# Summing two frequencies

Discussion in 'Homework Help' started by ChuNya, Jun 15, 2010.

1. ### ChuNya Thread Starter New Member

Jun 15, 2010
4
0
Good evening,
I would really appreciate a suggestion to the next problem.
I need to build a circuit that summing the frequencies of two square waves, for example if the input is 50Hz and 30Hz the output will be 80Hz.
The problem is that I have to use specific component (LM741, DAC, ADC, counters).
P.S the phase and the amplitude of the new wave is not important only the frequency.
any suggestions?

2. ### Wendy Moderator

Mar 24, 2008
20,765
2,536
What you need is heterodyning. This is usually done with diodes or some other non-linear system.

Feeding two waveforms into such a circuit will produce the sum and the difference of the input frequencies, as well as both the input frequencies, so filtering is required.

There are many ways to make a mixer, which is one circuit that does this (note, mixer is a generic term, not all mixers heterodyne). Balanced mixer or an XOR gate are also examples of a heterodyne circuit.

3. ### steveb Senior Member

Jul 3, 2008
2,433
469
Another method is to use frequency to voltage converters on each signal, add the voltages and then use a voltage to frequency converter.

4. ### ChuNya Thread Starter New Member

Jun 15, 2010
4
0
I think that the heterodyne mixer will not work here because I have to use digital components thus am not sure I can use it (because if I remember correctly one of the ways to make heterodyne mixer is using the diode bridge).
About the F to V converter and then V to F converter way, I thought about it from the beginning but am not sure how to implement it using the components I've listed.
If anyone can give me a hint I'll appreciate it.

5. ### steveb Senior Member

Jul 3, 2008
2,433
469
You should start assignments like this by brainstorming as much as possible.
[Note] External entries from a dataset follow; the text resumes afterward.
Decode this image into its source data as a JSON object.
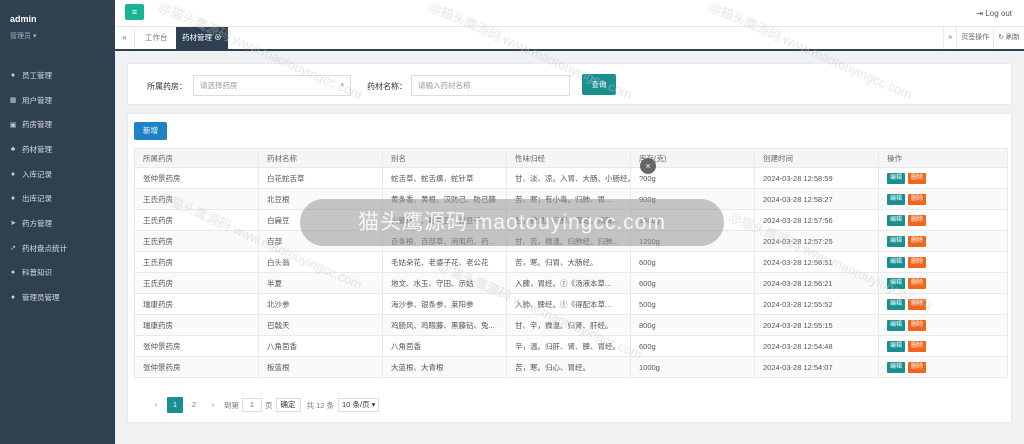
{
  "sidebar": {
    "username": "admin",
    "role": "管理员 ▾",
    "items": [
      {
        "label": "员工管理",
        "icon": "user-icon"
      },
      {
        "label": "用户管理",
        "icon": "table-icon"
      },
      {
        "label": "药房管理",
        "icon": "building-icon"
      },
      {
        "label": "药材管理",
        "icon": "leaf-icon"
      },
      {
        "label": "入库记录",
        "icon": "list-icon"
      },
      {
        "label": "出库记录",
        "icon": "list-icon"
      },
      {
        "label": "药方管理",
        "icon": "send-icon"
      },
      {
        "label": "药材盘点统计",
        "icon": "line-chart-icon"
      },
      {
        "label": "科普知识",
        "icon": "comment-icon"
      },
      {
        "label": "管理员管理",
        "icon": "user-icon"
      }
    ]
  },
  "topbar": {
    "menu_icon": "≡",
    "logout": "Log out"
  },
  "tabs": {
    "items": [
      {
        "label": "工作台"
      },
      {
        "label": "药材管理"
      }
    ],
    "page_ops": "页签操作",
    "refresh": "刷新"
  },
  "search": {
    "pharmacy_label": "所属药房：",
    "pharmacy_placeholder": "请选择药房",
    "name_label": "药材名称：",
    "name_placeholder": "请输入药材名称",
    "query_button": "查询"
  },
  "toolbar": {
    "add_button": "新增"
  },
  "table": {
    "headers": [
      "所属药房",
      "药材名称",
      "别名",
      "性味归经",
      "库存(克)",
      "创建时间",
      "操作"
    ],
    "rows": [
      [
        "张仲景药房",
        "白花蛇舌草",
        "蛇舌草、蛇舌癀、蛇针草",
        "甘、淡、凉。入胃、大肠、小肠经。",
        "?00g",
        "2024-03-28 12:58:59"
      ],
      [
        "王氏药房",
        "北豆根",
        "黄条香、黄根、汉防己、防己藤",
        "苦、寒；有小毒。归肺、胃...",
        "900g",
        "2024-03-28 12:58:27"
      ],
      [
        "王氏药房",
        "白扁豆",
        "火镰扁豆、峨眉豆、扁豆子...",
        "甘，微温。归脾、胃经。归脾...",
        "1500g",
        "2024-03-28 12:57:56"
      ],
      [
        "王氏药房",
        "百部",
        "百条根、百部草、闹虱药、药...",
        "甘、苦，微温。归肺经。归肺...",
        "1200g",
        "2024-03-28 12:57:25"
      ],
      [
        "王氏药房",
        "白头翁",
        "毛姑朵花、老婆子花、老公花",
        "苦，寒。归胃、大肠经。",
        "600g",
        "2024-03-28 12:56:51"
      ],
      [
        "王氏药房",
        "半夏",
        "地文、水玉、守田、示姑",
        "入脾，胃经。①《汤液本草...",
        "600g",
        "2024-03-28 12:56:21"
      ],
      [
        "瑞康药房",
        "北沙参",
        "海沙参、银条参、莱阳参",
        "入肺、脾经。①《得配本草...",
        "500g",
        "2024-03-28 12:55:52"
      ],
      [
        "瑞康药房",
        "巴戟天",
        "鸡肠风、鸡眼藤、黑藤钻、兔...",
        "甘、辛，微温。归肾、肝经。",
        "800g",
        "2024-03-28 12:55:15"
      ],
      [
        "张仲景药房",
        "八角茴香",
        "八角茴香",
        "辛，温。归肝、肾、脾、胃经。",
        "600g",
        "2024-03-28 12:54:48"
      ],
      [
        "张仲景药房",
        "板蓝根",
        "大蓝根、大青根",
        "苦，寒。归心、胃经。",
        "1000g",
        "2024-03-28 12:54:07"
      ]
    ],
    "edit_label": "编辑",
    "delete_label": "删除"
  },
  "pagination": {
    "prev": "‹",
    "pages": [
      "1",
      "2"
    ],
    "next": "›",
    "goto_label": "到第",
    "goto_value": "1",
    "page_unit": "页",
    "confirm": "确定",
    "total": "共 12 条",
    "page_size": "10 条/页 ▾"
  },
  "overlay": {
    "banner": "猫头鹰源码 maotouyingcc.com",
    "watermark": "@猫头鹰源码 www.maotouyingcc.com",
    "close": "×"
  },
  "colors": {
    "sidebar": "#2f4050",
    "primary": "#1a8f8f",
    "blue": "#1c84c6",
    "danger": "#f0661d"
  }
}
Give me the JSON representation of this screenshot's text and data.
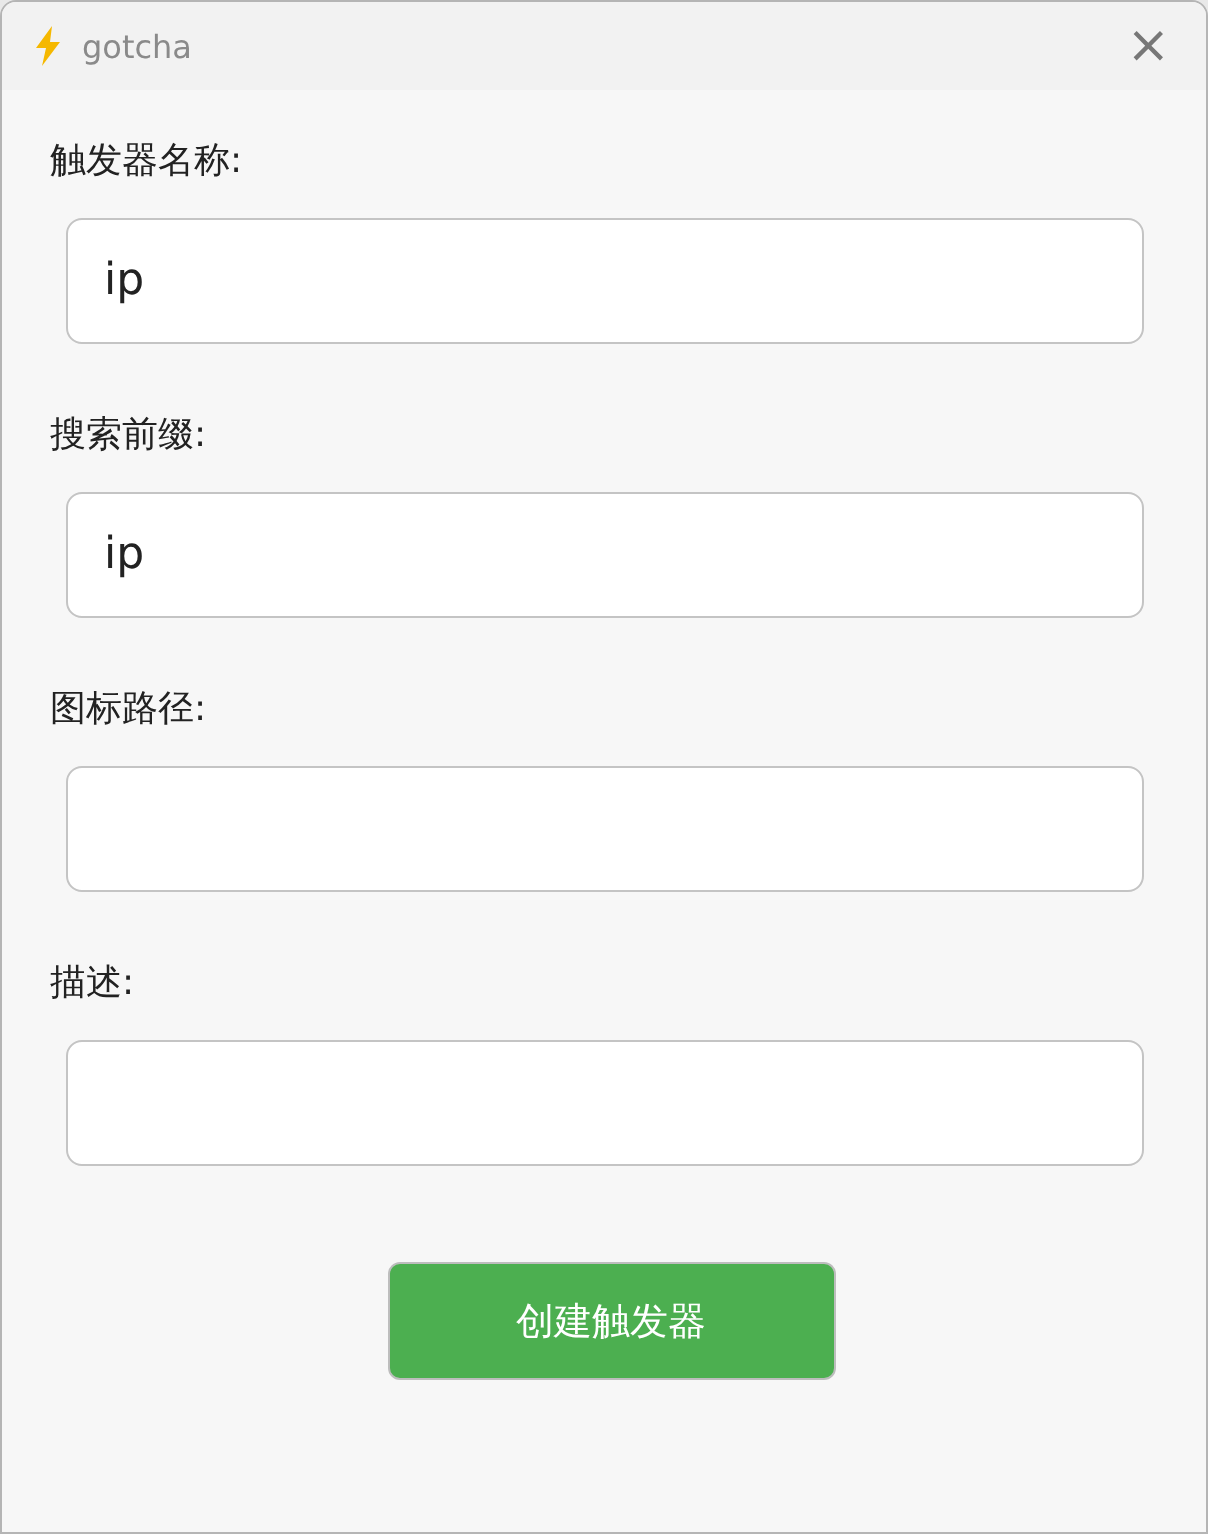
{
  "window": {
    "title": "gotcha",
    "close": "×"
  },
  "fields": [
    {
      "label": "触发器名称:",
      "value": "ip"
    },
    {
      "label": "搜索前缀:",
      "value": "ip"
    },
    {
      "label": "图标路径:"
    },
    {
      "label": "描述:"
    }
  ],
  "submit": "创建触发器"
}
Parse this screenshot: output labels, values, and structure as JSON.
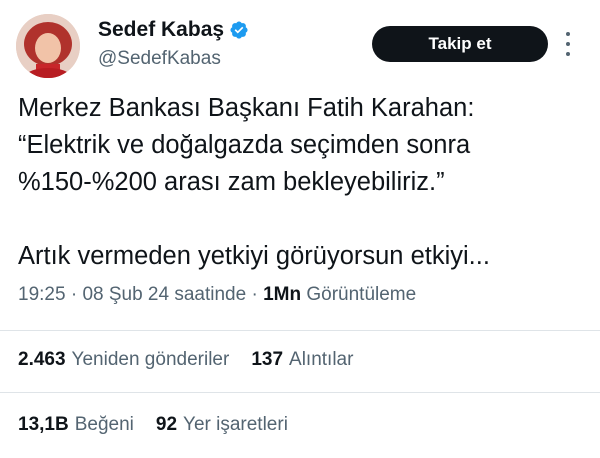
{
  "author": {
    "name": "Sedef Kabaş",
    "handle": "@SedefKabas",
    "verified_color": "#1d9bf0"
  },
  "follow_button": {
    "label": "Takip et"
  },
  "more_icon": "more-vertical-icon",
  "tweet": {
    "lines": [
      "Merkez Bankası Başkanı Fatih Karahan:",
      "“Elektrik ve doğalgazda seçimden sonra",
      "%150-%200 arası zam bekleyebiliriz.”",
      "",
      "Artık vermeden yetkiyi görüyorsun etkiyi..."
    ]
  },
  "meta": {
    "time": "19:25",
    "date": "08 Şub 24 saatinde",
    "views_count": "1Mn",
    "views_label": "Görüntüleme",
    "separator": "·"
  },
  "stats": {
    "reposts_count": "2.463",
    "reposts_label": "Yeniden gönderiler",
    "quotes_count": "137",
    "quotes_label": "Alıntılar",
    "likes_count": "13,1B",
    "likes_label": "Beğeni",
    "bookmarks_count": "92",
    "bookmarks_label": "Yer işaretleri"
  },
  "colors": {
    "text": "#0f1419",
    "secondary": "#536471",
    "divider": "#dfe4e8",
    "button_bg": "#0f1419"
  }
}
Break the problem into pieces and think of as many ways as possible to achieve the sub-functions.

For example, a voltage to frequency converter is available in various chip solutions. If you look at the theory of operation of a given chip, you can get hints. For example, I've attached a spec sheet.

For frequency to voltage conversion, think about how to measure frequency. For example, frequency is cycles per second. Therefore, if you activate a counter with an enable bit that is active for a set period of time, and use the signal as a clock, you will count cycles in a given time period.

For conversion of the counter output into a voltage, maybe a DAC does that for you automatically?

Keep thinking along these lines. Sketch out various ideas and circuits and eventually the solution will be clear. Don't be surprised if the answers come while you are sleeping. Keep a notepad and pen by your bed.